Monday, September 21, 2009

My Inspiration

My grandmother, Vera, had six children. In 1949, five of them were stricken with polio before they had reached their teenage years. My father was severely affected, losing the use of one arm and one leg. But by far the hardest hit was my Uncle Rudy. At age 8, he was nearly killed by the disease. He needed an iron lung, but none were available. Machinists in Bloomington, Illinois heard of his plight, got together, and came up with a "wooden lung."

That wooden lung saved my uncle's life, and he proceeded to live longer than anyone could have anticipated.

The one who took care of him day in and day out for nearly 60 years was my grandmother. She passed away last year before I had a chance to ask her how she did it.


Marie said...

What a great testament to your grandmother.

I suspect she did it the same way all strong women do hard things: she just got on with what had to be done.

Love for your child carries you through.

Anonymous said...

What a wonderful story.She would tell you with a lot of patience, love, and hard work.You have those qualities and I admire you for it.Love and hugs,Dede

Herrad said...

Hi Steve,
Your grandmother sounds like she was quite a woman.
A very strong woman too and I am sure a great grandmother.

Cranky said...

Steve - I think Herrad has simply and eloquently captured my thoughts about your grandmother. Thanks for the story.

Lynne said...

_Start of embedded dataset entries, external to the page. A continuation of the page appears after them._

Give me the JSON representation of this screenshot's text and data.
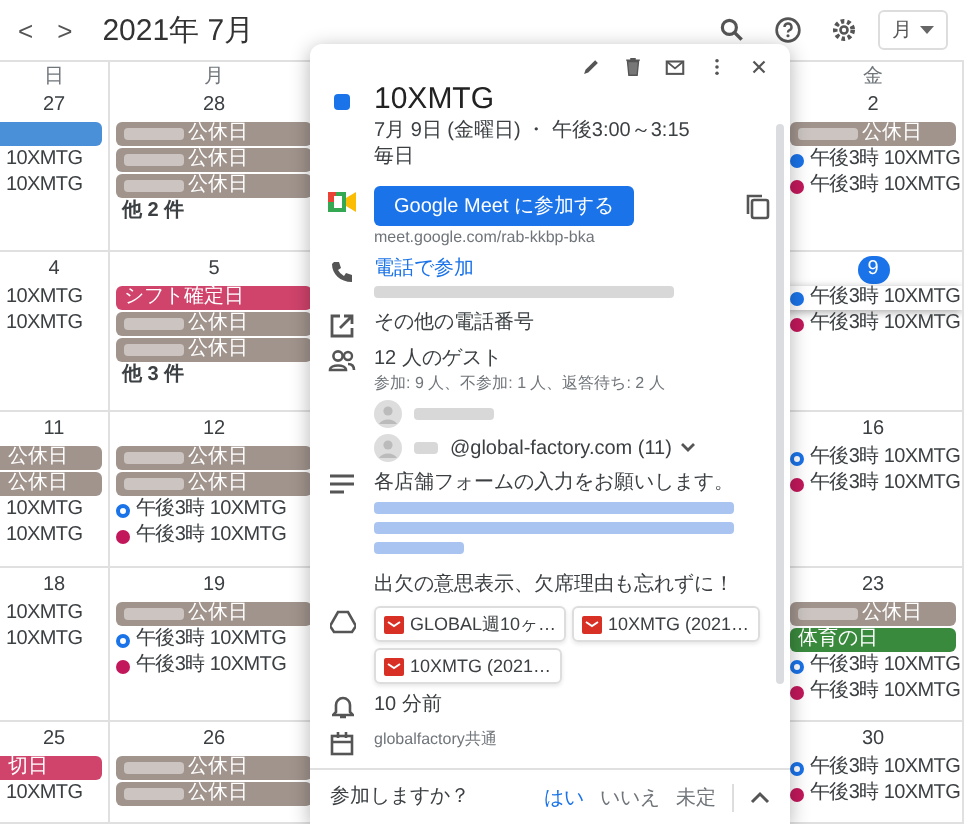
{
  "header": {
    "prev": "<",
    "next": ">",
    "title": "2021年 7月",
    "view": "月"
  },
  "weekdays": [
    "日",
    "月",
    "金"
  ],
  "weeks": [
    {
      "cells": [
        {
          "date": "27",
          "selected": false,
          "items": [
            {
              "kind": "chip",
              "color": "#4a90d9"
            },
            {
              "kind": "event",
              "title": "10XMTG",
              "selected": false
            },
            {
              "kind": "event",
              "title": "10XMTG",
              "selected": false
            }
          ]
        },
        {
          "date": "28",
          "selected": false,
          "items": [
            {
              "kind": "chip",
              "color": "#a1948d",
              "label": "公休日",
              "redacted": true
            },
            {
              "kind": "chip",
              "color": "#a1948d",
              "label": "公休日",
              "redacted": true
            },
            {
              "kind": "chip",
              "color": "#a1948d",
              "label": "公休日",
              "redacted": true
            },
            {
              "kind": "more",
              "label": "他 2 件"
            }
          ]
        },
        {
          "date": "2",
          "selected": false,
          "items": [
            {
              "kind": "chip",
              "color": "#a1948d",
              "label": "公休日",
              "redacted": true
            },
            {
              "kind": "event",
              "time": "午後3時",
              "title": "10XMTG",
              "color": "#1a73e8",
              "hollow": false,
              "selected": false
            },
            {
              "kind": "event",
              "time": "午後3時",
              "title": "10XMTG",
              "color": "#c2185b",
              "hollow": false,
              "selected": false
            }
          ]
        }
      ]
    },
    {
      "cells": [
        {
          "date": "4",
          "selected": false,
          "items": [
            {
              "kind": "event",
              "title": "10XMTG",
              "selected": false
            },
            {
              "kind": "event",
              "title": "10XMTG",
              "selected": false
            }
          ]
        },
        {
          "date": "5",
          "selected": false,
          "items": [
            {
              "kind": "chip",
              "color": "#d0436b",
              "label": "シフト確定日"
            },
            {
              "kind": "chip",
              "color": "#a1948d",
              "label": "公休日",
              "redacted": true
            },
            {
              "kind": "chip",
              "color": "#a1948d",
              "label": "公休日",
              "redacted": true
            },
            {
              "kind": "more",
              "label": "他 3 件"
            }
          ]
        },
        {
          "date": "9",
          "selected": true,
          "items": [
            {
              "kind": "event",
              "time": "午後3時",
              "title": "10XMTG",
              "color": "#1a73e8",
              "hollow": false,
              "selected": true
            },
            {
              "kind": "event",
              "time": "午後3時",
              "title": "10XMTG",
              "color": "#c2185b",
              "hollow": false,
              "selected": false
            }
          ]
        }
      ]
    },
    {
      "cells": [
        {
          "date": "11",
          "selected": false,
          "items": [
            {
              "kind": "chip",
              "color": "#a1948d",
              "label": "公休日"
            },
            {
              "kind": "chip",
              "color": "#a1948d",
              "label": "公休日"
            },
            {
              "kind": "event",
              "title": "10XMTG",
              "selected": false
            },
            {
              "kind": "event",
              "title": "10XMTG",
              "selected": false
            }
          ]
        },
        {
          "date": "12",
          "selected": false,
          "items": [
            {
              "kind": "chip",
              "color": "#a1948d",
              "label": "公休日",
              "redacted": true
            },
            {
              "kind": "chip",
              "color": "#a1948d",
              "label": "公休日",
              "redacted": true
            },
            {
              "kind": "event",
              "time": "午後3時",
              "title": "10XMTG",
              "color": "#1a73e8",
              "hollow": true,
              "selected": false
            },
            {
              "kind": "event",
              "time": "午後3時",
              "title": "10XMTG",
              "color": "#c2185b",
              "hollow": false,
              "selected": false
            }
          ]
        },
        {
          "date": "16",
          "selected": false,
          "items": [
            {
              "kind": "event",
              "time": "午後3時",
              "title": "10XMTG",
              "color": "#1a73e8",
              "hollow": true,
              "selected": false
            },
            {
              "kind": "event",
              "time": "午後3時",
              "title": "10XMTG",
              "color": "#c2185b",
              "hollow": false,
              "selected": false
            }
          ]
        }
      ]
    },
    {
      "cells": [
        {
          "date": "18",
          "selected": false,
          "items": [
            {
              "kind": "event",
              "title": "10XMTG",
              "selected": false
            },
            {
              "kind": "event",
              "title": "10XMTG",
              "selected": false
            }
          ]
        },
        {
          "date": "19",
          "selected": false,
          "items": [
            {
              "kind": "chip",
              "color": "#a1948d",
              "label": "公休日",
              "redacted": true
            },
            {
              "kind": "event",
              "time": "午後3時",
              "title": "10XMTG",
              "color": "#1a73e8",
              "hollow": true,
              "selected": false
            },
            {
              "kind": "event",
              "time": "午後3時",
              "title": "10XMTG",
              "color": "#c2185b",
              "hollow": false,
              "selected": false
            }
          ]
        },
        {
          "date": "23",
          "selected": false,
          "items": [
            {
              "kind": "chip",
              "color": "#a1948d",
              "label": "公休日",
              "redacted": true
            },
            {
              "kind": "chip",
              "color": "#3a8a3e",
              "label": "体育の日"
            },
            {
              "kind": "event",
              "time": "午後3時",
              "title": "10XMTG",
              "color": "#1a73e8",
              "hollow": true,
              "selected": false
            },
            {
              "kind": "event",
              "time": "午後3時",
              "title": "10XMTG",
              "color": "#c2185b",
              "hollow": false,
              "selected": false
            }
          ]
        }
      ]
    },
    {
      "cells": [
        {
          "date": "25",
          "selected": false,
          "items": [
            {
              "kind": "chip",
              "color": "#d0436b",
              "label": "切日"
            },
            {
              "kind": "event",
              "title": "10XMTG",
              "selected": false
            }
          ]
        },
        {
          "date": "26",
          "selected": false,
          "items": [
            {
              "kind": "chip",
              "color": "#a1948d",
              "label": "公休日",
              "redacted": true
            },
            {
              "kind": "chip",
              "color": "#a1948d",
              "label": "公休日",
              "redacted": true
            }
          ]
        },
        {
          "date": "30",
          "selected": false,
          "items": [
            {
              "kind": "event",
              "time": "午後3時",
              "title": "10XMTG",
              "color": "#1a73e8",
              "hollow": true,
              "selected": false
            },
            {
              "kind": "event",
              "time": "午後3時",
              "title": "10XMTG",
              "color": "#c2185b",
              "hollow": false,
              "selected": false
            }
          ]
        }
      ]
    }
  ],
  "popup": {
    "color": "#1a73e8",
    "title": "10XMTG",
    "datetime": "7月 9日 (金曜日) ・ 午後3:00～3:15",
    "recurrence": "毎日",
    "meet": {
      "button": "Google Meet に参加する",
      "url": "meet.google.com/rab-kkbp-bka"
    },
    "phone": {
      "link": "電話で参加",
      "number_redacted": true
    },
    "other_numbers": "その他の電話番号",
    "guests": {
      "title": "12 人のゲスト",
      "summary": "参加: 9 人、不参加: 1 人、返答待ち: 2 人",
      "list": [
        {
          "redacted": true
        },
        {
          "redacted": true,
          "label": "@global-factory.com (11)",
          "expandable": true
        }
      ]
    },
    "description": {
      "text": "各店舗フォームの入力をお願いします。",
      "link_redacted": true,
      "note": "出欠の意思表示、欠席理由も忘れずに！"
    },
    "attachments": [
      {
        "label": "GLOBAL週10ヶ…"
      },
      {
        "label": "10XMTG (2021…"
      },
      {
        "label": "10XMTG (2021…"
      }
    ],
    "reminder": "10 分前",
    "calendar": "globalfactory共通",
    "rsvp": {
      "prompt": "参加しますか？",
      "options": [
        {
          "label": "はい",
          "selected": true
        },
        {
          "label": "いいえ",
          "selected": false
        },
        {
          "label": "未定",
          "selected": false
        }
      ]
    }
  }
}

I saw your post on the DIY site about the wooden lung after I submitted my comment. Dr. Dolley was my great uncle and just yesterday I came across some papers regarding the wooden lung and did a little bit of internet searching. What a fascinating story.